### WHAT TO DO
Each line of the data below containing "true" needs to be listed.

[Data about app and page elements]
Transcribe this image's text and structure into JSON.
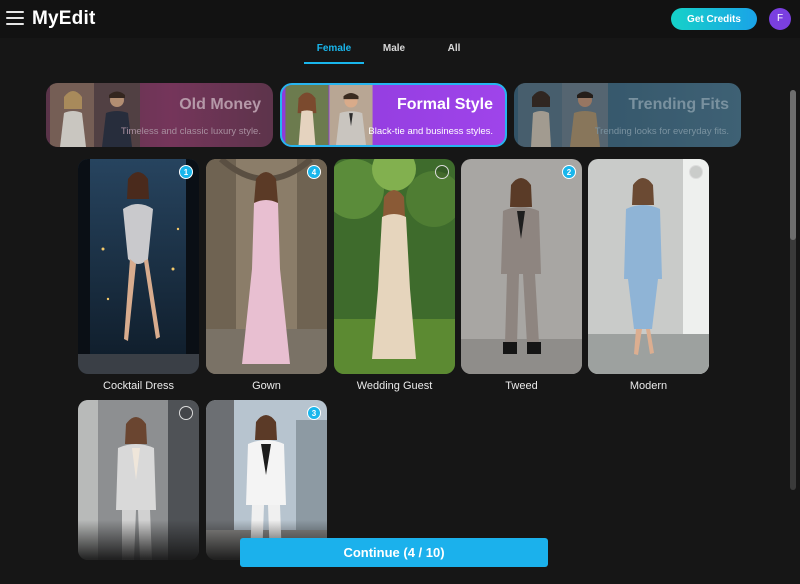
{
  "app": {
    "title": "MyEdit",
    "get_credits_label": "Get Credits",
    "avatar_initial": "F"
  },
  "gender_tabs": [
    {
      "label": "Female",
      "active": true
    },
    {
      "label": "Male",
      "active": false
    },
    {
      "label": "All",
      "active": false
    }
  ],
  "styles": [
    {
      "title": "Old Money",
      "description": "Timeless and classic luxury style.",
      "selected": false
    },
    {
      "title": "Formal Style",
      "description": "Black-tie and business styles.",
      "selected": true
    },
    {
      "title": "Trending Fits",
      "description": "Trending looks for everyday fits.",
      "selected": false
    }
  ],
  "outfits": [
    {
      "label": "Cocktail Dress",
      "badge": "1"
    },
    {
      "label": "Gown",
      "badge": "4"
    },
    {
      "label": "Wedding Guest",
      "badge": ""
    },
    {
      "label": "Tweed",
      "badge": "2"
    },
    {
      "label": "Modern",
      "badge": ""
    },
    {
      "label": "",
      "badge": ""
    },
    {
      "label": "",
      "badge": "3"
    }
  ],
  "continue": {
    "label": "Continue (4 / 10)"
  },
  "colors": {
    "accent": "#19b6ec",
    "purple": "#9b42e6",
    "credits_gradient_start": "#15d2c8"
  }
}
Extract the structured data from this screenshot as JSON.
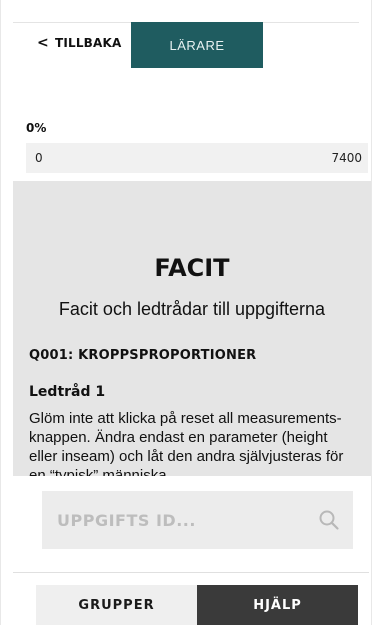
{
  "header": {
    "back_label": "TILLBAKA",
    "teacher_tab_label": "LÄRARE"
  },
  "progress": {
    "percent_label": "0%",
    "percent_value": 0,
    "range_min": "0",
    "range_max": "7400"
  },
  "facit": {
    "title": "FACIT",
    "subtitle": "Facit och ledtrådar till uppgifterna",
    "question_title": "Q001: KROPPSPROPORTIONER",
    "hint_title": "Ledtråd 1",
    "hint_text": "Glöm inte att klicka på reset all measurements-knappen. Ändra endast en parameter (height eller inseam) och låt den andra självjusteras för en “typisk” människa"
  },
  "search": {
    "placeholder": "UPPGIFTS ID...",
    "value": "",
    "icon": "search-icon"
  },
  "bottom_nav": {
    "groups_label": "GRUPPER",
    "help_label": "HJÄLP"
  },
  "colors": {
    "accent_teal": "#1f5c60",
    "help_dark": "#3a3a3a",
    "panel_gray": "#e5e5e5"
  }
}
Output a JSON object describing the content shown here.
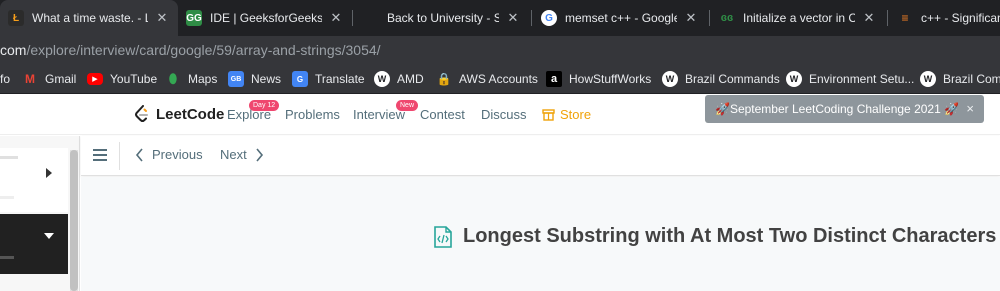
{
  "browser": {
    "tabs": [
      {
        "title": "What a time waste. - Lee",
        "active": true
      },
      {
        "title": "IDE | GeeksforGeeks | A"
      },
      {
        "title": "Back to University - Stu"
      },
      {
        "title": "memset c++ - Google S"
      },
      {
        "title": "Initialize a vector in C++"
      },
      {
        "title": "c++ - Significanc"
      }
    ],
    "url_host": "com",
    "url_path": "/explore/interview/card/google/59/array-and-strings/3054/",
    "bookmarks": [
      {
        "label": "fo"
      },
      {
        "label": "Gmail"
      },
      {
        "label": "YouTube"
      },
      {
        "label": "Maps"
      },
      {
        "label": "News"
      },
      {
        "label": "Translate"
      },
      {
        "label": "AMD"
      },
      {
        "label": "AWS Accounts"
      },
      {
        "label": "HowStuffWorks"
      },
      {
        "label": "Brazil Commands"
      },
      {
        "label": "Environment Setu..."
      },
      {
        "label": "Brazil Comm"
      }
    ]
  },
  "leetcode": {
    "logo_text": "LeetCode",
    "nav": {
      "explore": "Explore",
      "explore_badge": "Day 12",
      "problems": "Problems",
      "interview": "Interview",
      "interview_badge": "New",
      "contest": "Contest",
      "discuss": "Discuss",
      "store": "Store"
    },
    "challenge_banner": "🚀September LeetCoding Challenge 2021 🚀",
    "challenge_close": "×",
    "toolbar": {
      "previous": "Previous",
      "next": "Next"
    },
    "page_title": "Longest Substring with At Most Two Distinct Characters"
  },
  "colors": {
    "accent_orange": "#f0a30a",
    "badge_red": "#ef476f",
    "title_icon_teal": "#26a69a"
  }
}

### RESULT
      "active": true
      "selected": true
        "active": true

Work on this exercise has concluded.